ASSIGNMENT :: Your task is to repeat the entries below exactly and to leave their images out.

INFORMATION SHOWN ::
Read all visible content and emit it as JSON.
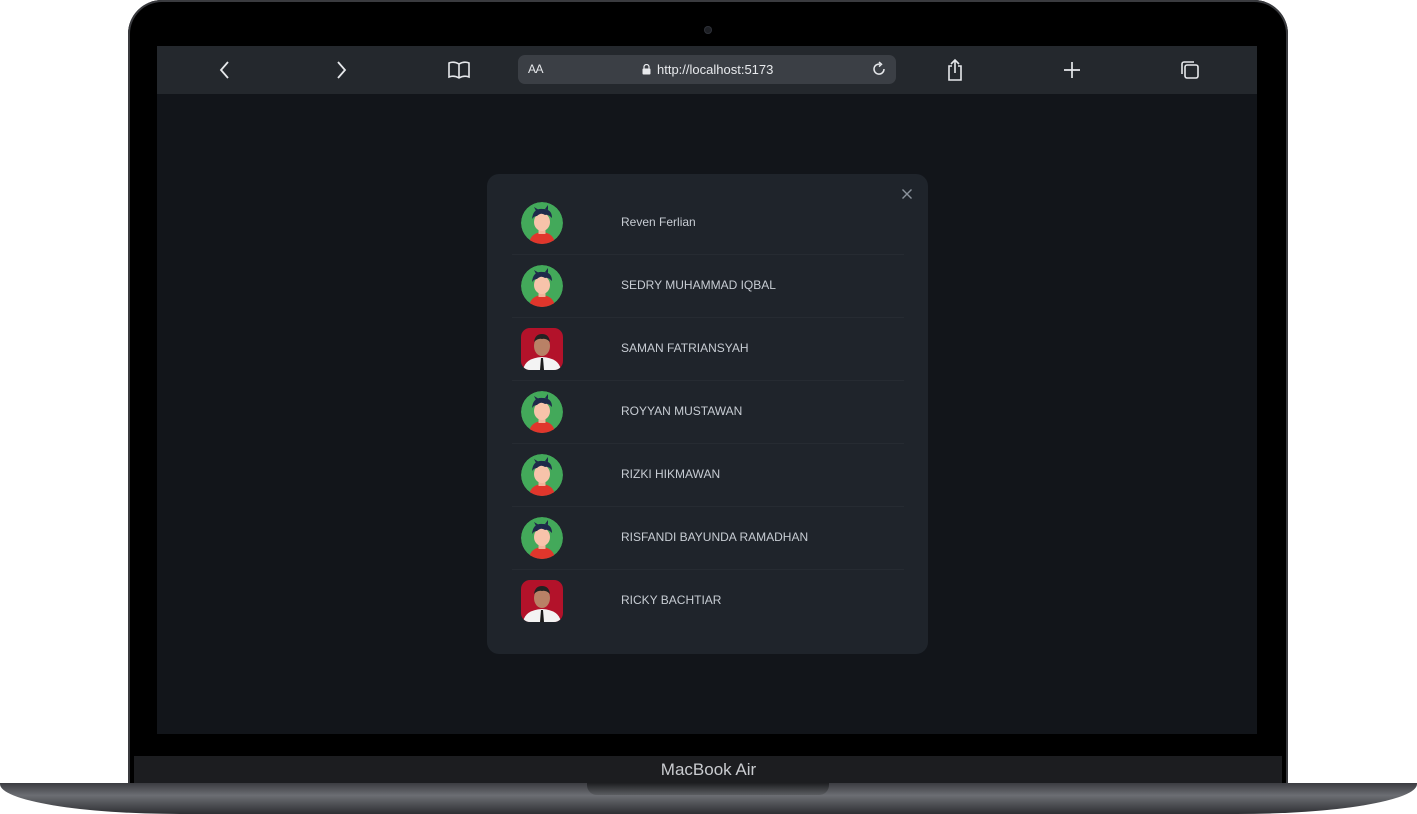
{
  "browser": {
    "reader_label": "AA",
    "url": "http://localhost:5173"
  },
  "users": [
    {
      "name": "Reven Ferlian",
      "avatar": "cartoon"
    },
    {
      "name": "SEDRY MUHAMMAD IQBAL",
      "avatar": "cartoon"
    },
    {
      "name": "SAMAN FATRIANSYAH",
      "avatar": "photo-red"
    },
    {
      "name": "ROYYAN MUSTAWAN",
      "avatar": "cartoon"
    },
    {
      "name": "RIZKI HIKMAWAN",
      "avatar": "cartoon"
    },
    {
      "name": "RISFANDI BAYUNDA RAMADHAN",
      "avatar": "cartoon"
    },
    {
      "name": "RICKY BACHTIAR",
      "avatar": "photo-red"
    }
  ],
  "device": {
    "label": "MacBook Air"
  },
  "colors": {
    "screen_bg": "#12151a",
    "modal_bg": "#1f242b",
    "toolbar_bg": "#24282d",
    "avatar_green": "#43a95a",
    "avatar_shirt": "#e0362c"
  }
}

ANSWER TO THIS PROBLEM ::
Read all visible content and emit it as JSON.
{
  "browser": {
    "reader_label": "AA",
    "url": "http://localhost:5173"
  },
  "users": [
    {
      "name": "Reven Ferlian",
      "avatar": "cartoon"
    },
    {
      "name": "SEDRY MUHAMMAD IQBAL",
      "avatar": "cartoon"
    },
    {
      "name": "SAMAN FATRIANSYAH",
      "avatar": "photo-red"
    },
    {
      "name": "ROYYAN MUSTAWAN",
      "avatar": "cartoon"
    },
    {
      "name": "RIZKI HIKMAWAN",
      "avatar": "cartoon"
    },
    {
      "name": "RISFANDI BAYUNDA RAMADHAN",
      "avatar": "cartoon"
    },
    {
      "name": "RICKY BACHTIAR",
      "avatar": "photo-red"
    }
  ],
  "device": {
    "label": "MacBook Air"
  },
  "colors": {
    "screen_bg": "#12151a",
    "modal_bg": "#1f242b",
    "toolbar_bg": "#24282d",
    "avatar_green": "#43a95a",
    "avatar_shirt": "#e0362c"
  }
}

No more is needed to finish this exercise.